You know, with Zach Britton on the disabled list, you could argue Hand is the second best left-handed reliever in baseball behind Miller. Well, Chapman is back, so third best. It’s either Hand or Felipe Rivero. Maybe Jake McGee. Hand is in the conversation though. I’m sure the Padres would love to get a Miller package for Hand, but that’s not happening. Miller was better and had thrived in a big market.
Ken Rosenthal recently reported the Padres want a “Will Smith-type return” for Hand, which is certainly more reasonable than an “Andrew Miller-type return.” At the time of the trade, Smith had a 2.95 ERA (2.94 FIP) in 85.1 innings from 2015-16. On par with Hand, though in way fewer innings. Also, Smith came with three-and-a-half seasons of control. Hand comes with two-and-a-half. That extra year is big. Here’s what the Giants sent to the Brewers in the Smith trade at last year’s deadline:
- RHP Phil Bickford: Baseball America ranked Bickford, San Francisco’s first round pick in 2015, as the 50th best prospect in baseball in their midseason top 100 prospects list a few weeks before the trade. He had a 2.71 ERA (2.95 FIP) in 17 starts and 93 innings before the trade, all in Single-A.
- C Andrew Susac: Post-hype prospect who snuck onto a few top 100 lists in 2015. Susac hit .240/.309/.407 (104 wRC+) in 243 big league plate appearances and .282/.355/.469 (119 wRC+) in 299 Triple-A plate appearances from 2015-16 before the trade. He was blocked by Buster Posey.
Sad trade is sad. Smith allowed six runs in 18.1 innings for the Giants last year before blowing out his elbow this spring and needing Tommy John surgery. Bickford has not pitched this season because he’s serving a suspension for a second positive test for a drug of abuse. Susac is hitting .146/.196/.292 (18 wRC+) in Triple-A. That trade has no winners.
Anyway, if that’s what the Padres want for Hand, I suppose the Yankees equivalent would be something like Justus Sheffield (mid-top 100 guy like Bickford) and maybe Tyler Austin (former fringe top 100 guy with no MLB spot)? The Yankees don’t really have a Susac. A spare quality young player at a hard-to-fill position. Give me Susac last year over Austin this year eight days a week and twice on Sunday.
The general theme here is the Padres want two players for Hand: one top 100 prospect and an MLB ready young player. If they’re using the Smith trade as a benchmark, that’s the package. That’s a lot! But gosh, Hand is really good, and adding another great reliever to the bullpen sure would be a big help. And he’s not a rental either.
Does he make sense for the Yankees?

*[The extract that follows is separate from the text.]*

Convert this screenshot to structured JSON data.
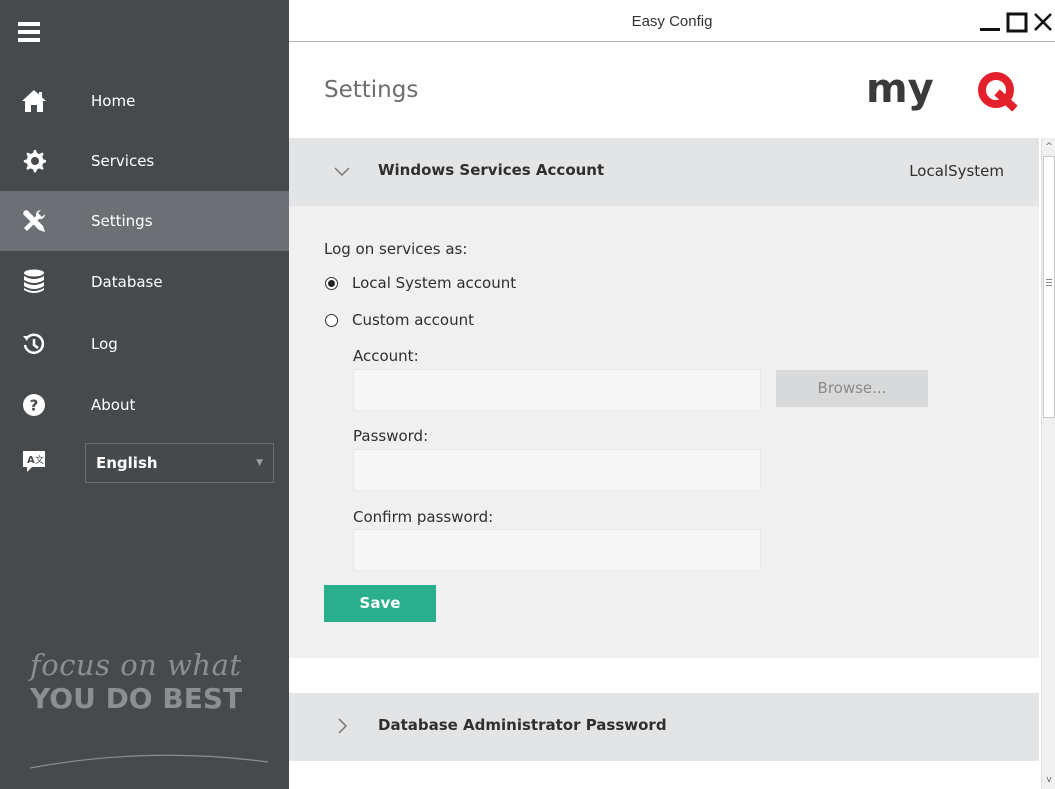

In terms of adding Hand to the bullpen, yes, clearly. He’d improve literally every bullpen in baseball. At that cost though? Eh, that’s up for debate. I do worry about Hand’s limited track record — again, this guy was on waivers last spring — and how well he’ll hold up while throwing so many sliders. Relievers are really risky. Even the good ones. And the more you give up to get them, the more risk you assume.
Although Hand would improve the bullpen, my guess is the Yankees do not want to trade top prospects for a reliever, even a great one. They were reportedly hesitant to trade their best youngsters for a starting pitcher in the offseason, remember. Now they’re going to turn around and deal young players for a reliever? Eh. Can’t see. I mean, they could always have a change of heart, but yeah. I don’t see this happening.
The last few times the Yankees traded for a reliever, it was either a buy low trade (Chapman, Tyler Clippard) or a perfect “my strength matches your weakness” trade (Justin Wilson). The Yankees are more likely to look for the next Brad Hand, that interesting swingman who could thrive in short relief, than trade prospects for the actual Brad Hand. The Padres will have no shortage of suitors for Hand and I don’t see the Yankees getting involved in a bidding war.